Were they real — or were they fakeroo? Turns out some of this year’s more vivid tattoos — including the crucifix and other designs on Robert De Niro in Cape Fear and the killer bees on the Marines in Dogfight — were bogus, designed and applied by Temptu Inc., a makeup studio that’s specialized in ersatz skulls and serpents for years. With regular touch-ups, they last about a week. Among the faux hearts and flowers on-screen in 1991: William Sadler’s full-body tattoos in Rush, Kate Nelligan’s lightning bolt in Frankie & Johnny, Viggo Mortensen’s scorpion in The Indian Runner, and Veronica Webb’s ”Daddy’s Girl” heart in Jungle Fever. One of the few true tattoos belonged to Julia Roberts in Dying Young: The Chinese ”strength of heart” symbol on her shoulder blade matched the one ex-fiancé Kiefer Sutherland has on his arm. Too bad it didn’t wear off in a week.

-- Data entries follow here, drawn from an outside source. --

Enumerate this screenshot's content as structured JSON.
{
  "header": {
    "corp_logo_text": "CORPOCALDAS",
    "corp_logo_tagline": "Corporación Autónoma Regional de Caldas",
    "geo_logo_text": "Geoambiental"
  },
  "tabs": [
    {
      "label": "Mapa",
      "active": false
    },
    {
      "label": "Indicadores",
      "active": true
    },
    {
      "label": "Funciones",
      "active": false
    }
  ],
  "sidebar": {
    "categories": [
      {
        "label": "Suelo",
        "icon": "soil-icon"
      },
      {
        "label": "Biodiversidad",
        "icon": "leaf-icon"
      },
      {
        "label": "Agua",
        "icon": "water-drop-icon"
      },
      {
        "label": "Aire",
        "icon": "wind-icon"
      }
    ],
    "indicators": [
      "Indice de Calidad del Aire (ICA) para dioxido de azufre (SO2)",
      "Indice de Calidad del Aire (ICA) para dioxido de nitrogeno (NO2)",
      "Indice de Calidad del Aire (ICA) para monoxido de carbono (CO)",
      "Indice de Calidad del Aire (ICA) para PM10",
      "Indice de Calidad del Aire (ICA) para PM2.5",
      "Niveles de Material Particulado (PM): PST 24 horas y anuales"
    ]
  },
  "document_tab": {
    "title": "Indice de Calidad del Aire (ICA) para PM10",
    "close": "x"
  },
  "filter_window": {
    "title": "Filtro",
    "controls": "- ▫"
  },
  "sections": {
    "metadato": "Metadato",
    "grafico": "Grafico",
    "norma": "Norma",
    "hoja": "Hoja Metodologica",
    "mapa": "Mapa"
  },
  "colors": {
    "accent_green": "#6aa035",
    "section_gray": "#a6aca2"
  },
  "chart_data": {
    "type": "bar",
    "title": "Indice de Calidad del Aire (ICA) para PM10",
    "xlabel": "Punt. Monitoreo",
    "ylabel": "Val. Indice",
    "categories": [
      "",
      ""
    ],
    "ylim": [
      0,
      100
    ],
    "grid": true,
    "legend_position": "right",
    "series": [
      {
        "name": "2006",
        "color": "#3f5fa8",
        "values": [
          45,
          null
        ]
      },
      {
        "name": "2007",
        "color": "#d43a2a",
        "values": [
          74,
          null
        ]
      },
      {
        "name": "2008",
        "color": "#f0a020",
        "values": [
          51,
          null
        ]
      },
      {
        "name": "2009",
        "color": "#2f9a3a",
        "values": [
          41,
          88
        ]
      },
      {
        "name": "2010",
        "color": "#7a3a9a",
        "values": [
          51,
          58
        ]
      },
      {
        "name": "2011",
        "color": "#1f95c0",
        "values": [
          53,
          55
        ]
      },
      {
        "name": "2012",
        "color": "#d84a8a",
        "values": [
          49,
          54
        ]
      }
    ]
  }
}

Was It Something I Said?
Okay, last time: This is your foot. This is your mouth. This is your foot in your mouth. Any questions?
Feet of Clay
The audience woof-woofed through the roof when an HIV-positive Magic Johnson proclaimed on The Arsenio Hall Show that he was ”far from being a homosexual.” As if being ”close to being a homosexual” would have made Magic any less woof-worthy.
Feet of Fey
Holly Dunn set feminism back pre-Ms. with her song ”Maybe I Mean Yes”: ”Nothing’s worth having if it ain’t a little hard to get…When I say no, I mean maybe, or maybe I mean yes.” Criticized for encouraging date rape, Dunn asked radio stations to pull the single off the air.
Feet of No Way
In a song called ”Black Korea” on his new album Death Certificate, rapper Ice Cube referred to the ”chop suey a–” of a Korean deli owner and threatened: ”So pay respect to the black fist/Or we’ll burn your store right down to a crisp.” Island Records responded to complaints of racism by removing the song from the British edition of the album.
Bleech and Blue
Thanks, but we’ll skip the video: Lead singer Perry Farrell commemorated the final performance of his band, Jane’s Addiction, last Sept. 26 by performing naked onstage. Guns N’ Roses vocalist Axl Rose hasn’t done the Nude Thing — but he did jump into a St. Louis audience and start a riot on July 2 when he saw someone in the crowd photographing his performance. And count us out next time GG Allin and his band the Murder Junkies come to town: In Orlando last month he defecated onstage, hurled bits at the audience, and got arrested. Ewwwwww! Make sure all employees wash hands before leaving the stage.
Was Miramax Films going to let a few advertising departments ruin the August release of their inflammatorily titled satire The Pope Must Die? Fat chance! When CBS, NBC, and several newspapers refused to run previews and ads for Pope, Miramax announced that in certain markets the film’s title would be shortened to The Pope Must… Later, the company added a bizarre variation: Beginning Sept. 13, the film was advertised as The Pope Must Diet. Despite heavy news coverage of the title changes, the film grossed only a slim $555,668.
Reporting and writing by: Tim Appelo, Giselle Benatar, Meredith Berkman, David Browne, Jess Cagle, Dave DiMartino, Juliann Garey, Melina Gerosa, Mark Harris, Tina Jordan, Kate Meyers, Suelain Moy, and Benajmin Svetkey